- Task details: List every line below containing "icon".
========
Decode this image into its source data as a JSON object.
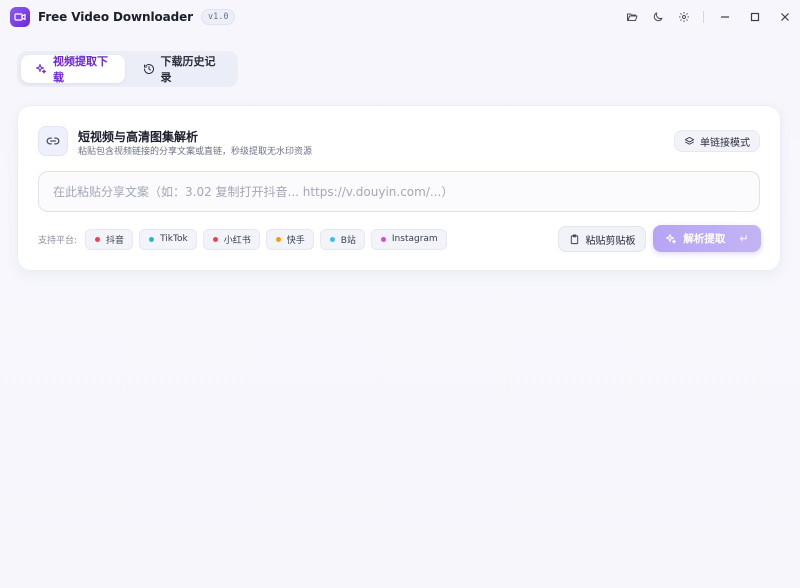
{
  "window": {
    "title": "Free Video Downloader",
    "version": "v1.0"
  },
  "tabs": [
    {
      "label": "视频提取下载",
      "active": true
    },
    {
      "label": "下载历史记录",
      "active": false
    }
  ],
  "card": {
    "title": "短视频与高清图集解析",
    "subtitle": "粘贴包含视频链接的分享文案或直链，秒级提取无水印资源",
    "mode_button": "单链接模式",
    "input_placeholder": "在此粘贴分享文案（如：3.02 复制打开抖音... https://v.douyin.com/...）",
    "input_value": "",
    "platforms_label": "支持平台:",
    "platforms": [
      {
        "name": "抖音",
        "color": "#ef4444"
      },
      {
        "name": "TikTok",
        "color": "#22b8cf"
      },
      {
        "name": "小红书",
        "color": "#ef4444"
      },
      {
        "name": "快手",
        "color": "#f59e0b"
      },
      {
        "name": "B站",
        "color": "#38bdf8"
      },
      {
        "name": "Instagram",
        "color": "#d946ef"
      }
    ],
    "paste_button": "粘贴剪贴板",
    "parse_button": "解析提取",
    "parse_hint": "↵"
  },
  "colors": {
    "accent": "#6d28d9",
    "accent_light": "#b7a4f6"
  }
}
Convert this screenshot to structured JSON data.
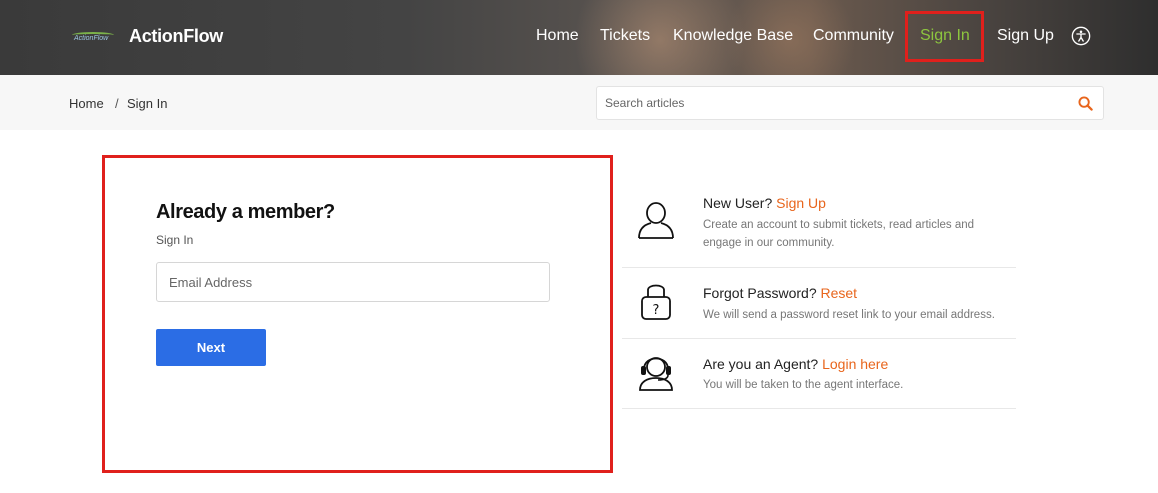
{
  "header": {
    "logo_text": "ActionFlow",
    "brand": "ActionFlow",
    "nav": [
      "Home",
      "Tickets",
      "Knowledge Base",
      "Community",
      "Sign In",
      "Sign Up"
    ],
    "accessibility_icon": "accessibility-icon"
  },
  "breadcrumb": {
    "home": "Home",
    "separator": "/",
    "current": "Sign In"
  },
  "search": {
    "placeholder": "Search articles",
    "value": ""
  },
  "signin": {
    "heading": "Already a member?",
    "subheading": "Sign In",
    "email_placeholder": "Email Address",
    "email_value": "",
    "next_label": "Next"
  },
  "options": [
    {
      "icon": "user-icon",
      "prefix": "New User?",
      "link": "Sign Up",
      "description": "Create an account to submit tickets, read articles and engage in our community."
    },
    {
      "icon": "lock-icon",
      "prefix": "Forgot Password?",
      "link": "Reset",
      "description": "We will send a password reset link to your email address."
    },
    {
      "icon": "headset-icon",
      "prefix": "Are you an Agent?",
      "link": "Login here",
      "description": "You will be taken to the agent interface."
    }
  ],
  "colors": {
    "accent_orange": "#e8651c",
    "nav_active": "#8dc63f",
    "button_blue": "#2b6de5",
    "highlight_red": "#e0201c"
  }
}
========
- Task solution:
    "accessibility_icon": "accessibility-icon"
      "icon": "user-icon",
      "icon": "lock-icon",
      "icon": "headset-icon",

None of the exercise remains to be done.